From New York University:
A team of researchers has launched a project that is working to put online records of the United States Colored Troops—regiments of African American soldiers that included large numbers of men who had been slaves at the start of the Civil War.
The effort, which includes historians, social scientists, and the African American Civil War Museum in Washington, will produce an electronic archive chronicling an overlooked force in the shaping of American history—one that will document their lives before and after the war, shedding new light on life in the United States in the late 19th and early 20th centuries.
The National Archives is in the process of posting facsimiles of soldiers’ individual records online, but these discrete documents are not searchable, making broad historic analyses a challenge.
However, the research team, led by NYU doctoral student John Clegg, is taking advantage of these newly available facsimiles and recruiting volunteers to convert static records into an electronic, searchable database—they are transcribing the contents of thousands of personnel and pension records from the Civil War, which also include marriages, children, and residencies, among other data, that are gradually forming the African American Civil War Soldiers database.
Clegg and his colleagues, who include University of Georgia Professor Scott Nesbit, University of Chicago Professor Michael Weaver, and City University of New York doctoral student Danny Colligan, add that the database will enhance our understanding of not only military history, but also of migration patterns, slavery, and Reconstruction.

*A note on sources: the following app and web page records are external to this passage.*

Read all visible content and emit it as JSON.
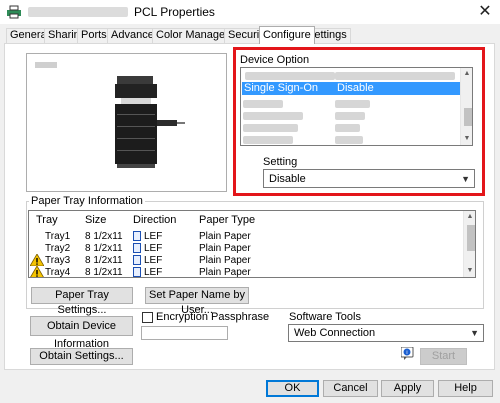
{
  "window": {
    "title": "PCL Properties",
    "close_glyph": "✕"
  },
  "tabs": [
    {
      "label": "General"
    },
    {
      "label": "Sharing"
    },
    {
      "label": "Ports"
    },
    {
      "label": "Advanced"
    },
    {
      "label": "Color Management"
    },
    {
      "label": "Security"
    },
    {
      "label": "Configure"
    },
    {
      "label": "Settings"
    }
  ],
  "active_tab": "Configure",
  "device_option": {
    "group_label": "Device Option",
    "selected_item": {
      "name": "Single Sign-On",
      "value": "Disable"
    },
    "setting_label": "Setting",
    "setting_value": "Disable"
  },
  "paper_tray": {
    "group_label": "Paper Tray Information",
    "columns": [
      "Tray",
      "Size",
      "Direction",
      "Paper Type"
    ],
    "rows": [
      {
        "tray": "Tray1",
        "size": "8 1/2x11",
        "direction": "LEF",
        "type": "Plain Paper",
        "warning": false
      },
      {
        "tray": "Tray2",
        "size": "8 1/2x11",
        "direction": "LEF",
        "type": "Plain Paper",
        "warning": false
      },
      {
        "tray": "Tray3",
        "size": "8 1/2x11",
        "direction": "LEF",
        "type": "Plain Paper",
        "warning": true
      },
      {
        "tray": "Tray4",
        "size": "8 1/2x11",
        "direction": "LEF",
        "type": "Plain Paper",
        "warning": true
      }
    ],
    "paper_tray_settings_button": "Paper Tray Settings...",
    "set_paper_name_button": "Set Paper Name by User..."
  },
  "actions": {
    "obtain_device_info": "Obtain Device Information",
    "obtain_settings": "Obtain Settings...",
    "encryption_label": "Encryption Passphrase",
    "encryption_checked": false,
    "encryption_value": ""
  },
  "software_tools": {
    "label": "Software Tools",
    "selected": "Web Connection",
    "start_button": "Start"
  },
  "footer": {
    "ok": "OK",
    "cancel": "Cancel",
    "apply": "Apply",
    "help": "Help"
  },
  "colors": {
    "highlight": "#e3161a",
    "selection": "#3399ff",
    "default_button_border": "#0078d7"
  }
}
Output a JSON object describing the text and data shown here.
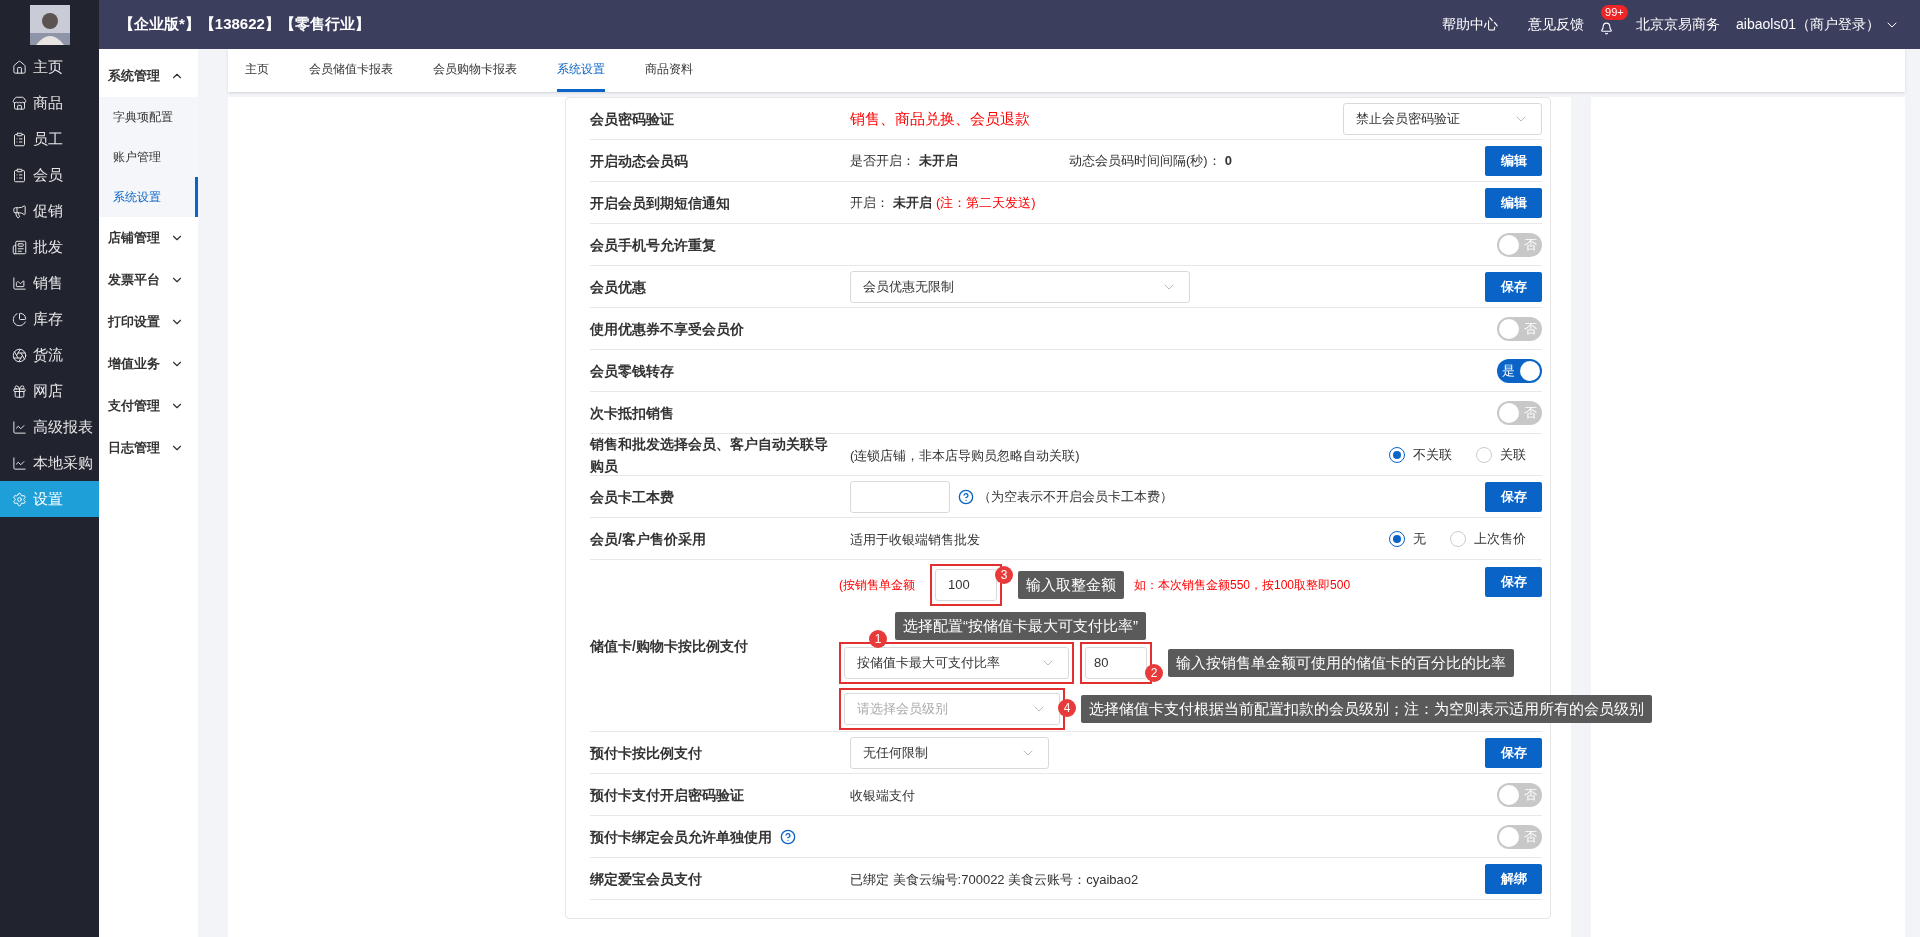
{
  "header": {
    "title": "【企业版*】【138622】【零售行业】",
    "links": [
      "帮助中心",
      "意见反馈"
    ],
    "notification_badge": "99+",
    "company": "北京京易商务",
    "user": "aibaols01（商户登录）"
  },
  "nav": [
    {
      "label": "主页",
      "selected": false
    },
    {
      "label": "商品",
      "selected": false
    },
    {
      "label": "员工",
      "selected": false
    },
    {
      "label": "会员",
      "selected": false
    },
    {
      "label": "促销",
      "selected": false
    },
    {
      "label": "批发",
      "selected": false
    },
    {
      "label": "销售",
      "selected": false
    },
    {
      "label": "库存",
      "selected": false
    },
    {
      "label": "货流",
      "selected": false
    },
    {
      "label": "网店",
      "selected": false
    },
    {
      "label": "高级报表",
      "selected": false
    },
    {
      "label": "本地采购",
      "selected": false
    },
    {
      "label": "设置",
      "selected": true
    }
  ],
  "subnav": [
    {
      "label": "系统管理",
      "expanded": true,
      "children": [
        {
          "label": "字典项配置",
          "selected": false
        },
        {
          "label": "账户管理",
          "selected": false
        },
        {
          "label": "系统设置",
          "selected": true
        }
      ]
    },
    {
      "label": "店铺管理",
      "expanded": false
    },
    {
      "label": "发票平台",
      "expanded": false
    },
    {
      "label": "打印设置",
      "expanded": false
    },
    {
      "label": "增值业务",
      "expanded": false
    },
    {
      "label": "支付管理",
      "expanded": false
    },
    {
      "label": "日志管理",
      "expanded": false
    }
  ],
  "tabs": [
    {
      "label": "主页",
      "selected": false
    },
    {
      "label": "会员储值卡报表",
      "selected": false
    },
    {
      "label": "会员购物卡报表",
      "selected": false
    },
    {
      "label": "系统设置",
      "selected": true
    },
    {
      "label": "商品资料",
      "selected": false
    }
  ],
  "settings": [
    {
      "kind": "select",
      "label": "会员密码验证",
      "note": "销售、商品兑换、会员退款",
      "select": "禁止会员密码验证"
    },
    {
      "kind": "status",
      "label": "开启动态会员码",
      "items": [
        {
          "label": "是否开启：",
          "value": "未开启"
        },
        {
          "label": "动态会员码时间间隔(秒)：",
          "value": "0"
        }
      ],
      "button": "编辑"
    },
    {
      "kind": "status",
      "label": "开启会员到期短信通知",
      "items": [
        {
          "label": "开启：",
          "value": "未开启",
          "remark": "(注：第二天发送)"
        }
      ],
      "button": "编辑"
    },
    {
      "kind": "toggle",
      "label": "会员手机号允许重复",
      "on": false,
      "toggle_text": "否"
    },
    {
      "kind": "select_save",
      "label": "会员优惠",
      "select": "会员优惠无限制",
      "button": "保存"
    },
    {
      "kind": "toggle",
      "label": "使用优惠券不享受会员价",
      "on": false,
      "toggle_text": "否"
    },
    {
      "kind": "toggle",
      "label": "会员零钱转存",
      "on": true,
      "toggle_text": "是"
    },
    {
      "kind": "toggle",
      "label": "次卡抵扣销售",
      "on": false,
      "toggle_text": "否"
    },
    {
      "kind": "radio",
      "label": "销售和批发选择会员、客户自动关联导购员",
      "note": "(连锁店铺，非本店导购员忽略自动关联)",
      "options": [
        {
          "label": "不关联",
          "selected": true
        },
        {
          "label": "关联",
          "selected": false
        }
      ]
    },
    {
      "kind": "input_save",
      "label": "会员卡工本费",
      "note": "（为空表示不开启会员卡工本费）",
      "button": "保存"
    },
    {
      "kind": "radio",
      "label": "会员/客户售价采用",
      "note": "适用于收银端销售批发",
      "options": [
        {
          "label": "无",
          "selected": true
        },
        {
          "label": "上次售价",
          "selected": false
        }
      ]
    },
    {
      "kind": "ratio",
      "label": "储值卡/购物卡按比例支付",
      "prefix": "(按销售单金额",
      "round_value": "100",
      "suffix": "如：本次销售金额550，按100取整即500",
      "ratio_select": "按储值卡最大可支付比率",
      "ratio_value": "80",
      "level_placeholder": "请选择会员级别",
      "button": "保存",
      "annotations": [
        {
          "number": "3",
          "text": "输入取整金额"
        },
        {
          "number": "1",
          "text": "选择配置“按储值卡最大可支付比率”"
        },
        {
          "number": "2",
          "text": "输入按销售单金额可使用的储值卡的百分比的比率"
        },
        {
          "number": "4",
          "text": "选择储值卡支付根据当前配置扣款的会员级别；注：为空则表示适用所有的会员级别"
        }
      ]
    },
    {
      "kind": "select_save",
      "label": "预付卡按比例支付",
      "select": "无任何限制",
      "button": "保存"
    },
    {
      "kind": "toggle",
      "label": "预付卡支付开启密码验证",
      "note": "收银端支付",
      "on": false,
      "toggle_text": "否"
    },
    {
      "kind": "toggle",
      "label": "预付卡绑定会员允许单独使用",
      "help": true,
      "on": false,
      "toggle_text": "否"
    },
    {
      "kind": "text_button",
      "label": "绑定爱宝会员支付",
      "note": "已绑定 美食云编号:700022 美食云账号：cyaibao2",
      "button": "解绑"
    }
  ]
}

The completed database will be presented on the website of the African American Civil War Museum.
Read the Complete Project Announcement